Flowers open daily on some the large daylilies but they'll run out of buds soon. Perovskia adds blue to Hemerocallis citrina, Hibiscus 'Blue River II' and 'Hot Lips' Salvia.Annieinaustin, hibiscus, daylilies, salvia I wonder if goldfinches can recognize the self-sown Sunflowers as the source of future treats. Can you see that bag of pecan caterpillars hanging to the lower left of the sunflower? How I wish for an archer to shoot an arrow through the webby stuff. Once the bag was opened wasps could have caterpillars as treats! Annieinaustin sunflower against sky
'Julia Child' made a few more butter-color roses under the white crepe myrtles. 'Belinda's Dream' made flowers, too- but they look way too ratty for photos.Annieinaustin Julia Child Rose
In front a bluebonnet lurks in a patch of Blackfoot daisies, refusing to cry uncle to summer's heat. Annieinaustin, June bluebonnet
In back an Orange Cosmos (maybe Cosmos sulphurea?) towers over a Texas Paintbrush in another patch of Blackfoot Daisies. Some of what grows in this garden came from a nursery or garden center. The plants that came from family and friends are called Passalong plants and those hauled from previous gardens could be called Movealong plants. But the cosmos falls in a different category.annieinaustin, orange cosmos Last fall I saw enormous beds of these flowers in every stage of bud, bloom and gone-to-seed, growing outside of our favorite Korean Restaurant. A few seeds just happened to fall into my pocket and then I just happened to save them and just happened to plant them a few months ago. Can I call it a Snitchalong plant?

For the round-up of Garden Blogs see head Blogger-wrangler Carol at May Dreams Gardens.

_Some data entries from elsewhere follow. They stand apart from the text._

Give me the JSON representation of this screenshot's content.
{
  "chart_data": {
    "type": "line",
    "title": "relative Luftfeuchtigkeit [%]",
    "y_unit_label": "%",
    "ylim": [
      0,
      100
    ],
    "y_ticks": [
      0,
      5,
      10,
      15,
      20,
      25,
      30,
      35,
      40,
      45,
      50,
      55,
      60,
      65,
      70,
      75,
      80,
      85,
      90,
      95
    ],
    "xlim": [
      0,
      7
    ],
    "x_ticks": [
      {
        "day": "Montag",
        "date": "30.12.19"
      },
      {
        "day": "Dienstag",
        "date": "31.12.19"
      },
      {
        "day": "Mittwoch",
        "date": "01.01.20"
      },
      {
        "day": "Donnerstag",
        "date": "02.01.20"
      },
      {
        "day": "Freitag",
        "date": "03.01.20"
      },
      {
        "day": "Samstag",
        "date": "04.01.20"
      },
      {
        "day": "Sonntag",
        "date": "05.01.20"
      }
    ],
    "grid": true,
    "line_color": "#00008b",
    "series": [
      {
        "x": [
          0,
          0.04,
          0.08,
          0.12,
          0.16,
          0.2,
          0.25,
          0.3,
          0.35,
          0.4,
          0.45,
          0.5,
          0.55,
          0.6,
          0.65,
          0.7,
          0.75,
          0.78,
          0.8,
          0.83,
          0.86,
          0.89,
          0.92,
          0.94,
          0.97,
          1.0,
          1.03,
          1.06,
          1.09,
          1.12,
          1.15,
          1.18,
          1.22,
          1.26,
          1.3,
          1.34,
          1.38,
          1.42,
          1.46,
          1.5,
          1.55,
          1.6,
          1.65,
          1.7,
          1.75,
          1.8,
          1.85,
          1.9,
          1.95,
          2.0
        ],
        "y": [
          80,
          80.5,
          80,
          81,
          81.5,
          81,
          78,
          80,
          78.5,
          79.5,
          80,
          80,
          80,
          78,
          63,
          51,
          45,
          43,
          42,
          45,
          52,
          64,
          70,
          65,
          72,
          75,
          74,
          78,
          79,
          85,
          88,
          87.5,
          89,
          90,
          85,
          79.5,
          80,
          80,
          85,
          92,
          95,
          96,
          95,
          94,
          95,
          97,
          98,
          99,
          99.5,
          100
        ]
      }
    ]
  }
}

To see the botanical name of every single thing I can find in bloom check the list at Annie's Addendum.